Construction begins on new Athletics Center


Ground has been broken across the street from FMU where the new Athletics Center will be built. A track-ho, one piece of many types of equipment being used, sits in the field that will house the facility.

Daniel Purves, Staff Writer

Construction of Francis Marion University’s new Athletics Center has entered its second month and the project is on schedule to be completed by the end of the year.

“The new facilities will be a tremendous benefit to FMU,” Director of Athletics Murray Hartzler said. “Our current outdoor facilities are ranked near the bottom. We will go from one of the weakest in the conference to the best.”

A baseball stadium, seating 1,800 people, will be the centerpiece of the $11.3 million facility, which will also include floodlight softball and soccer pitches, as well as a four acre lake.

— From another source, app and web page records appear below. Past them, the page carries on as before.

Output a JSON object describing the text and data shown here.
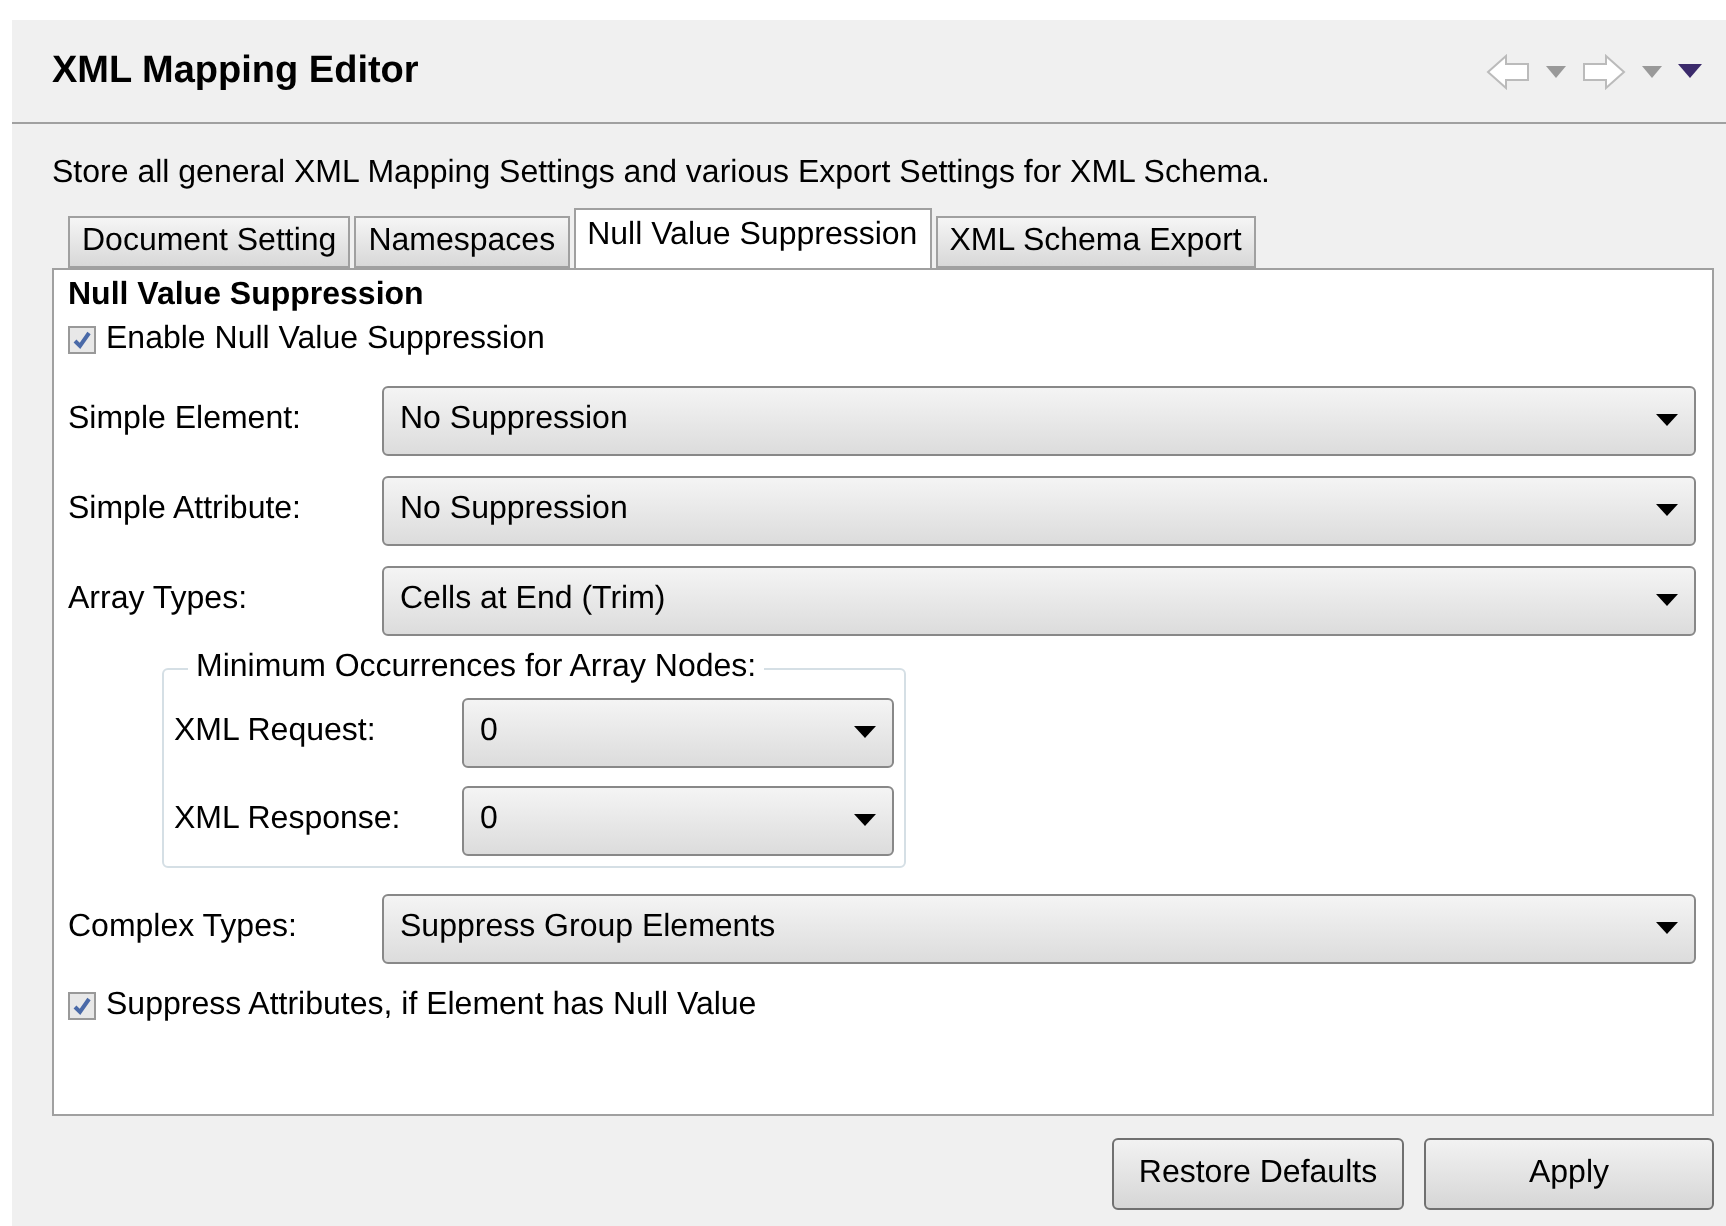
{
  "window": {
    "title": "XML Mapping Editor"
  },
  "description": "Store all general XML Mapping Settings and various Export Settings for XML Schema.",
  "tabs": [
    {
      "label": "Document Setting",
      "selected": false
    },
    {
      "label": "Namespaces",
      "selected": false
    },
    {
      "label": "Null Value Suppression",
      "selected": true
    },
    {
      "label": "XML Schema Export",
      "selected": false
    }
  ],
  "section_title": "Null Value Suppression",
  "enable_checkbox": {
    "label": "Enable Null Value Suppression",
    "checked": true
  },
  "combos": [
    {
      "label": "Simple Element:",
      "value": "No Suppression"
    },
    {
      "label": "Simple Attribute:",
      "value": "No Suppression"
    },
    {
      "label": "Array Types:",
      "value": "Cells at End (Trim)"
    }
  ],
  "group": {
    "title": "Minimum Occurrences for Array Nodes:",
    "combos": [
      {
        "label": "XML Request:",
        "value": "0"
      },
      {
        "label": "XML Response:",
        "value": "0"
      }
    ]
  },
  "complex_combo": {
    "label": "Complex Types:",
    "value": "Suppress Group Elements"
  },
  "attr_checkbox": {
    "label": "Suppress Attributes, if Element has Null Value",
    "checked": true
  },
  "buttons": [
    "Restore Defaults",
    "Apply"
  ]
}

Two hundred students are enrolled on sports teams, with a further 50 percent of the student body estimated to use the existing facilities, which date back to the founding of the school. While the playing surfaces are good, the surrounding amenities are poor. The soccer pitch, for instance, does not have floodlights.

The new Athletics Center is being built on the west side of Francis Marion Road, opposite the main campus. The baseball stadium, aside from having a floodlight pitch, seating for 800 inside the stands and further 1000 on berms, will include a VIP conference suite which can cater to a variety of events and meetings outside of the sporting calendar, such as weddings. The softball and soccer teams will have high-quality, full-sized pitches, which will seat 500 and 800 respectively. There will also be a building dedicated to offices for the coaches.

“My main goal is that twenty years ahead people are still saying it’s great,” Hartzler said.

The four acre, 20-foot-deep lake was constructed to support research and natural sciences at FMU. It will be fully stocked by the Department of Natural Resources, with the hope that residents will come and fish.

Boating on the lake is another possibility, but that decision, along with other policies and procedures on usage for the Athletics Center, are to be decided during the summer and fall. It is likely that the facilities will be open to the community to use, with a charge levied to help maintain the grounds. Some groups, such as local schools, could be eligible for a discounted rate.

The Athletics Center also offers recreation for those less actively inclined, with walking trails through the woods and around the lake.

“We have tried to maintain the natural beauty of the area,” FMU President Dr. Luther Fred Carter said. “The center has been done as a green facility. We wanted to be conscious environmentally.”

The planning for the Athletics Center started six years ago. All the architectural designs been approved by the state, along with the budget. The $11.3 million in finances were raised through private contributions and 20 year bonds, which have all been sold.

Rather than employing any new staff to run the facility, the emphasis has been on ensuring the job security of those already working at FMU.

There is second phase planned, which would see the coaches offices expanded to include a weight room and changing facility. An additional $2 million needs to be raised before this project can move forward.

Negotiations are also undergoing for a further 60 acres going south, but with no plans to develop it yet.

“You never know where athletics is going to go,” Hartzler said. “We can update. We have left ourselves flexibility and are not boxed in. I think we set our facilities up with what we can foresee for 50 years at least.”

The Athletics Center is scheduled for substantial completion by December 2011. FMU will not take ownership, however, until they have had the opportunity to review the facility and make any changes that might be necessary.